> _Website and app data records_
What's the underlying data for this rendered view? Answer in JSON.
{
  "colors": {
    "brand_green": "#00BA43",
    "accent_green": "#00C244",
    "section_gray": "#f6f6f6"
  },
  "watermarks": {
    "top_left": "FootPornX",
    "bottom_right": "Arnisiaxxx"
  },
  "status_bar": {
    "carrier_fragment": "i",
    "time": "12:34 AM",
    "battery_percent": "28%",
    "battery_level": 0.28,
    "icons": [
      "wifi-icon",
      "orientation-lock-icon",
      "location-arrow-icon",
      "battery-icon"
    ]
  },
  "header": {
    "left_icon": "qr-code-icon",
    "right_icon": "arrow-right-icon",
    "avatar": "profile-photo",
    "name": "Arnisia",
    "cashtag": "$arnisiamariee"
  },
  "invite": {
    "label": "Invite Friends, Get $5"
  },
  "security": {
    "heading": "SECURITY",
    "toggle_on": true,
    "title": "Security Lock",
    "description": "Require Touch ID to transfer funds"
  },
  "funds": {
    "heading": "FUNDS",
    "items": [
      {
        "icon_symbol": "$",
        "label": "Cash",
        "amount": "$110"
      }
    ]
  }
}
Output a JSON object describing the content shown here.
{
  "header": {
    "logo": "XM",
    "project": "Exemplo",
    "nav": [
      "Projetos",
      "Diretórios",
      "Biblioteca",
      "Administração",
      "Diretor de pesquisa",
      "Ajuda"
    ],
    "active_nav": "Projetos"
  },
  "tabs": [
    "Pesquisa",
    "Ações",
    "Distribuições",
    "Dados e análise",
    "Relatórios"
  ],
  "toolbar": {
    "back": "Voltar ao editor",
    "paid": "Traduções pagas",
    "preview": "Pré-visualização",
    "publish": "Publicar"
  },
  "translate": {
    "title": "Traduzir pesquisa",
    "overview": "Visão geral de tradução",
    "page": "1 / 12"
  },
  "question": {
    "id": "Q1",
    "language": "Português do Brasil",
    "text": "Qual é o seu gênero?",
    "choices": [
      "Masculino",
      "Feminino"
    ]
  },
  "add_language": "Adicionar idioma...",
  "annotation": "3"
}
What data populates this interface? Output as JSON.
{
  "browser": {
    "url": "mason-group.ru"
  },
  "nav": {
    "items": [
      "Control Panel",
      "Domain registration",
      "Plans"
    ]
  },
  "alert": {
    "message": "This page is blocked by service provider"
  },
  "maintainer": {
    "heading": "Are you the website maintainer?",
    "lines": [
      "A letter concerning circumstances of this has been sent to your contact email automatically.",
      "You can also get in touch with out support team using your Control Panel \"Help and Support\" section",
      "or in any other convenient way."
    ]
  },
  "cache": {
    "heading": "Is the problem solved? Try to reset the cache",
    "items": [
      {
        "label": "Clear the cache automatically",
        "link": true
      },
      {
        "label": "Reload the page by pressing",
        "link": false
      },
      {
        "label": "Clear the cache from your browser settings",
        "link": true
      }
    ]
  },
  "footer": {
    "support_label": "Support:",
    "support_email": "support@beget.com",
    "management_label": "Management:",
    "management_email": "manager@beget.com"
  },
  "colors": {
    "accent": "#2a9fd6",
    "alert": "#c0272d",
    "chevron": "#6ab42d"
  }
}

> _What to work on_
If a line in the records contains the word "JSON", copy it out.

> _Exercise response_
What's the underlying data for this rendered view? Answer in JSON.
Output a JSON object describing the content shown here.
What data populates this interface? Output as JSON.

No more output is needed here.